--- START ---
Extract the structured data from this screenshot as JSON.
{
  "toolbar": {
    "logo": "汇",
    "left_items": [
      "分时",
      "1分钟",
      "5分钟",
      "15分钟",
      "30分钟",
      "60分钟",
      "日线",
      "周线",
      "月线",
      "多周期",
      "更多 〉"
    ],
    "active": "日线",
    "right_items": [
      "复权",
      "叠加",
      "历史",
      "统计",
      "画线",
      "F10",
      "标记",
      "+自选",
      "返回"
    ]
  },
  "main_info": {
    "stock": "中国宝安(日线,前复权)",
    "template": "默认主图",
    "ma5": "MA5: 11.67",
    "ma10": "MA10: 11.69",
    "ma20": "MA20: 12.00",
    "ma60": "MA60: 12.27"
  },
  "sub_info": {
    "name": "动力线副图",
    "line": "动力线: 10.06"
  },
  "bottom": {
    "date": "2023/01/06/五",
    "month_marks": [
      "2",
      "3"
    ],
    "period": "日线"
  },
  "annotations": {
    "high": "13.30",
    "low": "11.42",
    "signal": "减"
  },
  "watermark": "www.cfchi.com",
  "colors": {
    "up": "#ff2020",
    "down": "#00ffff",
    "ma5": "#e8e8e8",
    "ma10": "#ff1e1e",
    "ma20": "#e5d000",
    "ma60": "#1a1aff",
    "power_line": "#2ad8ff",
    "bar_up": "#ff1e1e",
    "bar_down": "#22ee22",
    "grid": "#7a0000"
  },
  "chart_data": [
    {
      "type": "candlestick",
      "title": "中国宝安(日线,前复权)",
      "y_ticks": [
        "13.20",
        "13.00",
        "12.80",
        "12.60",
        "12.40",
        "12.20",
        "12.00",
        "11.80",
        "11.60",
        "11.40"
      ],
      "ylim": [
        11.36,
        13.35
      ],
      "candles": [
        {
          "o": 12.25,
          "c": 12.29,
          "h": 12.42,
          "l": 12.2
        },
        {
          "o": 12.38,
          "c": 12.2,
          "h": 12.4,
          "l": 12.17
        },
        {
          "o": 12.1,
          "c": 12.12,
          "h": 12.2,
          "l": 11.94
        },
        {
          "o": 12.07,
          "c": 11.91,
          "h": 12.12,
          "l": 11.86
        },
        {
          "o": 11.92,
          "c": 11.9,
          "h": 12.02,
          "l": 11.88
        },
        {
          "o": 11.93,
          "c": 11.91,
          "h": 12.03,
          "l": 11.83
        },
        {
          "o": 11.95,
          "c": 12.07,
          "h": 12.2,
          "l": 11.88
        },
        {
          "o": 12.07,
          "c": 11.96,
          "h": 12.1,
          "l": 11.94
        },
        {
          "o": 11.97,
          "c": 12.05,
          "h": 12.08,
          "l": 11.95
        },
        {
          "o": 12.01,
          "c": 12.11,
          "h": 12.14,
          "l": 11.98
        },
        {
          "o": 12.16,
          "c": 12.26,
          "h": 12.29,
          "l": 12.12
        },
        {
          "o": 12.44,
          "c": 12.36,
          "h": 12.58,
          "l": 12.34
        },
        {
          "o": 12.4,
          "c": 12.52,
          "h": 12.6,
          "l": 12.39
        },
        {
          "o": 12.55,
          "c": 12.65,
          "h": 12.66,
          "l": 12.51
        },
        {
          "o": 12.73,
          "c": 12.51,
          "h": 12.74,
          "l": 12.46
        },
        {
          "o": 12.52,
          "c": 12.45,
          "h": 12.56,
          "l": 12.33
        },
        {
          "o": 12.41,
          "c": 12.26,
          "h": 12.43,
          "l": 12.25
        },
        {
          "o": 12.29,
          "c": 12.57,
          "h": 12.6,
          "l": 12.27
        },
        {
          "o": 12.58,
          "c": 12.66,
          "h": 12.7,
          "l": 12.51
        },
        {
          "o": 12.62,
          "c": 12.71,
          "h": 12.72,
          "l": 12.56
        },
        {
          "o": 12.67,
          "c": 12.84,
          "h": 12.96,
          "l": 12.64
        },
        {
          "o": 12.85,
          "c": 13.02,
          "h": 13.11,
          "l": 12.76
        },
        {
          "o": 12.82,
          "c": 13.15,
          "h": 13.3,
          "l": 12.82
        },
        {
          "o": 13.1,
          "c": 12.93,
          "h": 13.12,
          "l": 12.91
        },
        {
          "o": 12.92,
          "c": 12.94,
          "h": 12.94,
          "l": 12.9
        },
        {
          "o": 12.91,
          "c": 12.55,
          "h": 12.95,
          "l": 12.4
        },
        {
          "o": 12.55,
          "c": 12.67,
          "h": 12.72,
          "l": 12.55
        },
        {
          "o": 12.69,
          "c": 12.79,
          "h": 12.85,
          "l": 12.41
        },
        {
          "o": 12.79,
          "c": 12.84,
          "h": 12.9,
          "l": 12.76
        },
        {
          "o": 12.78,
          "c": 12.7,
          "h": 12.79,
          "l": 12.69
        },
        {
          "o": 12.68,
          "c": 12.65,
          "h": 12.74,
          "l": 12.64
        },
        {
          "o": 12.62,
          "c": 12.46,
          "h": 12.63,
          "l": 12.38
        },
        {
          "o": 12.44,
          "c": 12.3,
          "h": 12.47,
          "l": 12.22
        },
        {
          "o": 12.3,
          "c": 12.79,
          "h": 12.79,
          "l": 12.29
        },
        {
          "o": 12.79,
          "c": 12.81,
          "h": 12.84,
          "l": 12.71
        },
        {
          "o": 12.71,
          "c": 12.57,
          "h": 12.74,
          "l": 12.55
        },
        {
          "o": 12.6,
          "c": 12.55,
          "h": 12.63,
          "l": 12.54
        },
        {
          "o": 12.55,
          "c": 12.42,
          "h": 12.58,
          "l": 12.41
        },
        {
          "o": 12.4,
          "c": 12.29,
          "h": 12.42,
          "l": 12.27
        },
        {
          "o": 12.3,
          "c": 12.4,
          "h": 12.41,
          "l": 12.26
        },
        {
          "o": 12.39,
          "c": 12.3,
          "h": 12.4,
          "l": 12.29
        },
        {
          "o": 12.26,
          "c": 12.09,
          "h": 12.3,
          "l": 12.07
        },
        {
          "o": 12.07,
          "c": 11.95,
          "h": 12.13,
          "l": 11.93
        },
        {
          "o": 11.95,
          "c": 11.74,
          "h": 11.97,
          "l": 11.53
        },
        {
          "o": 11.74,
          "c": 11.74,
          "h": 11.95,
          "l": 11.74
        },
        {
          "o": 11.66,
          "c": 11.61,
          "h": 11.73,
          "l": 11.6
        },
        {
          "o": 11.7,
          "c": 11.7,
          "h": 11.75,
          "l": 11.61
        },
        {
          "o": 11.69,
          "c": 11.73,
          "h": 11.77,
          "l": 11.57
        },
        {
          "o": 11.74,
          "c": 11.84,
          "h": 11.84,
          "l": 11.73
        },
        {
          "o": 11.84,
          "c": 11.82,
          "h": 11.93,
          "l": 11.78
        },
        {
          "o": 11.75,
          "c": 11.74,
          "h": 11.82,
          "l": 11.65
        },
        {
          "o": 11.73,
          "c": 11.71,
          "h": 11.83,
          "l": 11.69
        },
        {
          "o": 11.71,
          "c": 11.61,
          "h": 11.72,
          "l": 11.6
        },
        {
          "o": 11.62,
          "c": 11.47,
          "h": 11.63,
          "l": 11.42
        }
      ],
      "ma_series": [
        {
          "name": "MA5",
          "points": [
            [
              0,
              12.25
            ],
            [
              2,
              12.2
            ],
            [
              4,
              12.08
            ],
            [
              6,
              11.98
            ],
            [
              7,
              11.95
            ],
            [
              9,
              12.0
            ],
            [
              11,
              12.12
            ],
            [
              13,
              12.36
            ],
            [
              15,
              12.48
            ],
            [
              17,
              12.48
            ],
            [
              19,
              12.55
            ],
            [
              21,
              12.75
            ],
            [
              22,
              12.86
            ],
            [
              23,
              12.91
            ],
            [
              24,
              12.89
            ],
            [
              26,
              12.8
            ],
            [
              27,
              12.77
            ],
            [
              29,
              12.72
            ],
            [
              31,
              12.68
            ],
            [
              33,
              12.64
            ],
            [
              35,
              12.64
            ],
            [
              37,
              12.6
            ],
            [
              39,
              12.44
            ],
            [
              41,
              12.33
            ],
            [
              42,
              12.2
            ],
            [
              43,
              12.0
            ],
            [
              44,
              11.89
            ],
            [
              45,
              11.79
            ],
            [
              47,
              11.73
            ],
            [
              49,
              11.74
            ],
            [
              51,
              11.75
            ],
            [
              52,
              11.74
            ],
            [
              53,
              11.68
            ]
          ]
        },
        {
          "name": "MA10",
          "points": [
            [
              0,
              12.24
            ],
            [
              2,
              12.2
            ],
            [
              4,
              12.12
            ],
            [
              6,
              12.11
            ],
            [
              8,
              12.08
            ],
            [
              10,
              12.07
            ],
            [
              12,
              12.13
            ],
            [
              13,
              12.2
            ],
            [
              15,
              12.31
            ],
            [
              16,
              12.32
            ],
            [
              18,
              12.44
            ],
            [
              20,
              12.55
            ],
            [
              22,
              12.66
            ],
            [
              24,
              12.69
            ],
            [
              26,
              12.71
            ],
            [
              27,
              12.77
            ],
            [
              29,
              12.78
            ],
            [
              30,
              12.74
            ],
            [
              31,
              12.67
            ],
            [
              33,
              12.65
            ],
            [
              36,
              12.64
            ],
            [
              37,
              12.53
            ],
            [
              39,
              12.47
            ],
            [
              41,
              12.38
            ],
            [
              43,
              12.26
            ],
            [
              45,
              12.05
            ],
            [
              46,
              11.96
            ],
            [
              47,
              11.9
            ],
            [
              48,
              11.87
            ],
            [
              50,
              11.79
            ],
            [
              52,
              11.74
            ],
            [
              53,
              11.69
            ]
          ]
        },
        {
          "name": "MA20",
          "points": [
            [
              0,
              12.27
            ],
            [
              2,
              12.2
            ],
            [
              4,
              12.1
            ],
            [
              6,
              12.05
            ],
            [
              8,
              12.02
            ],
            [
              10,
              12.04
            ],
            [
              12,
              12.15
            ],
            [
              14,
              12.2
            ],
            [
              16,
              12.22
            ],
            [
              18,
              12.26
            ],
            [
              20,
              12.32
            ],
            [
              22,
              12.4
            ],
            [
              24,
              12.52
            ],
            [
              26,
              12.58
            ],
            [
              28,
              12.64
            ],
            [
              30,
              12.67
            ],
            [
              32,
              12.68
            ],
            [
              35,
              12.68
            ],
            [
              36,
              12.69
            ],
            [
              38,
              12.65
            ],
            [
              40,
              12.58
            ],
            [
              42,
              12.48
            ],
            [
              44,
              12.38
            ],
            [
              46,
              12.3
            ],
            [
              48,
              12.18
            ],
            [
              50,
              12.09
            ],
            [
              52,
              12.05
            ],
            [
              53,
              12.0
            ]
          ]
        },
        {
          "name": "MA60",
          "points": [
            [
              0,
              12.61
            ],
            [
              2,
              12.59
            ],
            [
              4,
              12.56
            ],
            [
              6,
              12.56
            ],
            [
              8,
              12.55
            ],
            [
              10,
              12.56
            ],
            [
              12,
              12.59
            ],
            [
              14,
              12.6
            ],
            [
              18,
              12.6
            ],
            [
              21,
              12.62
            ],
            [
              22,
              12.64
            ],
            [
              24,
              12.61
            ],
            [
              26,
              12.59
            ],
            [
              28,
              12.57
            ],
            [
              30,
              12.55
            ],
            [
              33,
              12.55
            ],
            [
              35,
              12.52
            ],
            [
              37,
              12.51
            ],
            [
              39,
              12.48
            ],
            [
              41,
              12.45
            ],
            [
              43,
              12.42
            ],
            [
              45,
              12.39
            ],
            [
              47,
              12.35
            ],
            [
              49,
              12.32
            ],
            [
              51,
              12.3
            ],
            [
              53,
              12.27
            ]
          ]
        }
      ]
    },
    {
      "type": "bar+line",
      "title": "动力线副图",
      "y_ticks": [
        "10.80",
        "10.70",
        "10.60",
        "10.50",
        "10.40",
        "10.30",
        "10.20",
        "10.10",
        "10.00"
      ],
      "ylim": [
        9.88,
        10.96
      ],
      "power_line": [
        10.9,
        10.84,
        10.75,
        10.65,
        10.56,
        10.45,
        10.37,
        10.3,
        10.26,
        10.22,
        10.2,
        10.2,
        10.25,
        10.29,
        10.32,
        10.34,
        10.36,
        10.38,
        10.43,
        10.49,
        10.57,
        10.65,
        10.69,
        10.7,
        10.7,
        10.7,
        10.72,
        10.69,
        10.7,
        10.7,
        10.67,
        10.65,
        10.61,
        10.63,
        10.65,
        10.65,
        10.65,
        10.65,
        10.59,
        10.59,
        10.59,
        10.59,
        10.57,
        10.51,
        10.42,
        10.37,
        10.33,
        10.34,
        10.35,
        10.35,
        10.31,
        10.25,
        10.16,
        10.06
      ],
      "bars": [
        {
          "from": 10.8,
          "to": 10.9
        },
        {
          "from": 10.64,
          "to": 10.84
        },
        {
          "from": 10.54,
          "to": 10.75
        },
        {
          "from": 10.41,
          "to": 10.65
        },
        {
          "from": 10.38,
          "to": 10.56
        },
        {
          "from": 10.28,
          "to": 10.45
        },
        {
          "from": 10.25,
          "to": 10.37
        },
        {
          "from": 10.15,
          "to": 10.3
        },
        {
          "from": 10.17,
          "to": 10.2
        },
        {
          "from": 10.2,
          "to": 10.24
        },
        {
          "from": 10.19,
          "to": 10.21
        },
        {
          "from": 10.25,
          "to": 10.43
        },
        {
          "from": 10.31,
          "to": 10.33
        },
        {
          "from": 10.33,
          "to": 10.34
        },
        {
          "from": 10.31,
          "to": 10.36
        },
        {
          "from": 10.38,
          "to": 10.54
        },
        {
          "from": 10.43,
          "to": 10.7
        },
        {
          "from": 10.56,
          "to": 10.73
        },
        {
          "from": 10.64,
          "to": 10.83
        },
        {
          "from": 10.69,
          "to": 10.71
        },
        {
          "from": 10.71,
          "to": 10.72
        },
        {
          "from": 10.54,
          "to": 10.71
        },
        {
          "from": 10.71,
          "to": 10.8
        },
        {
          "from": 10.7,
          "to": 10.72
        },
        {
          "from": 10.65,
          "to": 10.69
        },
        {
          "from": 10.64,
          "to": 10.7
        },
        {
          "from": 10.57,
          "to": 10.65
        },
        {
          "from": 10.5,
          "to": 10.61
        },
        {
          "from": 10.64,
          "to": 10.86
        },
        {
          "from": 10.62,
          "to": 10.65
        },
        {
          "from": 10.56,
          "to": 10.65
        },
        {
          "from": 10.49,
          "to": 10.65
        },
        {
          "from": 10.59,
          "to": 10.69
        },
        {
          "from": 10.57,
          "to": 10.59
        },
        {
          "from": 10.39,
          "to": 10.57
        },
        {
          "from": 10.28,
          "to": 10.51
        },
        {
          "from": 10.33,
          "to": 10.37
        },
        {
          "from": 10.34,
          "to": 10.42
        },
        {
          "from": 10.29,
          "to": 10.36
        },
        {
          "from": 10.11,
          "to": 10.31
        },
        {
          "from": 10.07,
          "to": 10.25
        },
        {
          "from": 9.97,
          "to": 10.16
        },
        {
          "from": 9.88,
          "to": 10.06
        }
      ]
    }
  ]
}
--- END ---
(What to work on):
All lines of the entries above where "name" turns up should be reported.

(Result for this task):
    "name": "动力线副图",
          "name": "MA5",
          "name": "MA10",
          "name": "MA20",
          "name": "MA60",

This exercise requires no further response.